__WORK ITEM__: Using the word "this" as the filter, copy each matching line from the records.

─── MATERIAL SUPPLIED ───

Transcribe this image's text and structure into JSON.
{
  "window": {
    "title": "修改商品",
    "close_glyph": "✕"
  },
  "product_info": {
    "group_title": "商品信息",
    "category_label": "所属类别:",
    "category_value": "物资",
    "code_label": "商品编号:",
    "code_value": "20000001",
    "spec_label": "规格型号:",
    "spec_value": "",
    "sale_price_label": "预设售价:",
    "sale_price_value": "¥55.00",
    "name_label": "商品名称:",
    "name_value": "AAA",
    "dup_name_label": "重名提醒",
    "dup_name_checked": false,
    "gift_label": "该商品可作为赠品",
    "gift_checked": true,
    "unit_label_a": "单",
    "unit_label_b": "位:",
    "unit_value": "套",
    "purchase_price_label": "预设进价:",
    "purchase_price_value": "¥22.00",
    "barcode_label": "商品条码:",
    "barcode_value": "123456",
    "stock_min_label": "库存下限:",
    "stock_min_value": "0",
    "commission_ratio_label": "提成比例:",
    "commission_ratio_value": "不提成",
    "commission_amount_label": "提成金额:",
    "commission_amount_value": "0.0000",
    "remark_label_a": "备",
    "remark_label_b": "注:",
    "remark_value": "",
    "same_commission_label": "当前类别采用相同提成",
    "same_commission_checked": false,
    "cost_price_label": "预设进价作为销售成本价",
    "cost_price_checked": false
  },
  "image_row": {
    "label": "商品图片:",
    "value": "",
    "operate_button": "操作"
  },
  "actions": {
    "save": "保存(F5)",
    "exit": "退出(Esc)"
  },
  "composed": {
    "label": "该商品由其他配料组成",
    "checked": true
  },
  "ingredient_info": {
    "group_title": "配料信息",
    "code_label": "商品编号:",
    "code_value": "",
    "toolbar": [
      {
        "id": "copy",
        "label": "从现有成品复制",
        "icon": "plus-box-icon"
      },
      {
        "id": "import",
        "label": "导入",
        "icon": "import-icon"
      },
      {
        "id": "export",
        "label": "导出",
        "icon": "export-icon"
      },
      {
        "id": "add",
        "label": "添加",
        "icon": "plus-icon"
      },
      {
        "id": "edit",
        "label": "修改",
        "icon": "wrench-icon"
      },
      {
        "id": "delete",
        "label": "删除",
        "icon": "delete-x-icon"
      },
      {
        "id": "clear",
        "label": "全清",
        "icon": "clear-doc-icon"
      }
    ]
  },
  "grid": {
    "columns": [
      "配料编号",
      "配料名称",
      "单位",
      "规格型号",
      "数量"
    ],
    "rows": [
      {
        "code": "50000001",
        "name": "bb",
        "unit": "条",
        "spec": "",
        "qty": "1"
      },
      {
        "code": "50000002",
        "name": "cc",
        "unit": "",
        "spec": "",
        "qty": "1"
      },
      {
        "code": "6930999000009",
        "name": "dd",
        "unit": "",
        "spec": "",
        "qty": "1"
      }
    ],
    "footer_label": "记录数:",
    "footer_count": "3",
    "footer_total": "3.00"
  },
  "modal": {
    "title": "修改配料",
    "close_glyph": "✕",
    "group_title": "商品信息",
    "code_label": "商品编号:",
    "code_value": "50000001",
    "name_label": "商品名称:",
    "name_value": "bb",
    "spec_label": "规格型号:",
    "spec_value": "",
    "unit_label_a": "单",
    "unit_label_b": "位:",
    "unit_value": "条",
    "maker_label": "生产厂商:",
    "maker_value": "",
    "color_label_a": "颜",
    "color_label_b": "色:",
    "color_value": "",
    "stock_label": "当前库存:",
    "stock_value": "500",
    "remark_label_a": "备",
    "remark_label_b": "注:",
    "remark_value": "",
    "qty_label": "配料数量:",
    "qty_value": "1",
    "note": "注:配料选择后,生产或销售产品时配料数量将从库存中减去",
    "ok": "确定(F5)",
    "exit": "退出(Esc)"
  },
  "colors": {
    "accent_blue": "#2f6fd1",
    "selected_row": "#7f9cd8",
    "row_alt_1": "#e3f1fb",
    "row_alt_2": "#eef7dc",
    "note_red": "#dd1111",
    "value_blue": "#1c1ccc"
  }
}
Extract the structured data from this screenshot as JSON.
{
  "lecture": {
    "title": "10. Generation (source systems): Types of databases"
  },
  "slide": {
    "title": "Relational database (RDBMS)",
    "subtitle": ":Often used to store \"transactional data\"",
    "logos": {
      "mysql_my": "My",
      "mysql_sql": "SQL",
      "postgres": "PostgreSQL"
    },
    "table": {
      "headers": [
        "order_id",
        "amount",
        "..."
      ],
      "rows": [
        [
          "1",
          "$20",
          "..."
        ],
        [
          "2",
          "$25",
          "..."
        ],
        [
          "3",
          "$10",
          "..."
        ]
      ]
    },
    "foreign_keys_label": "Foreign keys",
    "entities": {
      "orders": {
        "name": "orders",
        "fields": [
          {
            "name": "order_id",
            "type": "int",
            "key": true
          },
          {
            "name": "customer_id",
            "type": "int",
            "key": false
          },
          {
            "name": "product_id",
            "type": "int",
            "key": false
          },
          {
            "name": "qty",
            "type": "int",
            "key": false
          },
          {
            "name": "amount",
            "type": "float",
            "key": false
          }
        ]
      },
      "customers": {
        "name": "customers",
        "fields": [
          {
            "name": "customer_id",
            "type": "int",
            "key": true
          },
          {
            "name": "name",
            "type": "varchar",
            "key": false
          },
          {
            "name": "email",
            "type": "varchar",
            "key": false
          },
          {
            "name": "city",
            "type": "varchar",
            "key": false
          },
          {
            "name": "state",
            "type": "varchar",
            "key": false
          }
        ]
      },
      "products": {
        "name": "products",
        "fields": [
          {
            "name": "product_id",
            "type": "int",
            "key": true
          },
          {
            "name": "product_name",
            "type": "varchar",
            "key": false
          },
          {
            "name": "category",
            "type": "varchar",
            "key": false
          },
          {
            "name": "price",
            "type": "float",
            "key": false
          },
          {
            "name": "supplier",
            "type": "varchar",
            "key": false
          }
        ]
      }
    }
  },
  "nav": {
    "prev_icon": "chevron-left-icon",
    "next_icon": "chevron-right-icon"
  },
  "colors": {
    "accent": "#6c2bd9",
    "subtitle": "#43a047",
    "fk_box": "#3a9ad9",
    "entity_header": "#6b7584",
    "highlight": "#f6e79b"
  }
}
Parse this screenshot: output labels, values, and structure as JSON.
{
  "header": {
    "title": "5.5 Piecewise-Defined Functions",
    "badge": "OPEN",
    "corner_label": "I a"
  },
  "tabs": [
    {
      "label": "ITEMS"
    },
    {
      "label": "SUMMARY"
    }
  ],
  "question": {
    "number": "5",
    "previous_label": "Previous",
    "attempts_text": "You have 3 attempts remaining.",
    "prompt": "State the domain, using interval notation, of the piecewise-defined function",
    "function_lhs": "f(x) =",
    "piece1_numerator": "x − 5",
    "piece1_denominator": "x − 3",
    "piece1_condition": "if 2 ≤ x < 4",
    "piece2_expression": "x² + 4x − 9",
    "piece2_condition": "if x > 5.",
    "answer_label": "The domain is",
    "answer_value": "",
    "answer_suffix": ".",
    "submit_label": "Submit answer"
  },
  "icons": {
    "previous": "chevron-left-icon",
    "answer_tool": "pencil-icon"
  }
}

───

__ANSWER SECTION__:
Transcribe this image's text and structure into JSON.
Extract the structured data from this screenshot as JSON.
Parse this screenshot: output labels, values, and structure as JSON.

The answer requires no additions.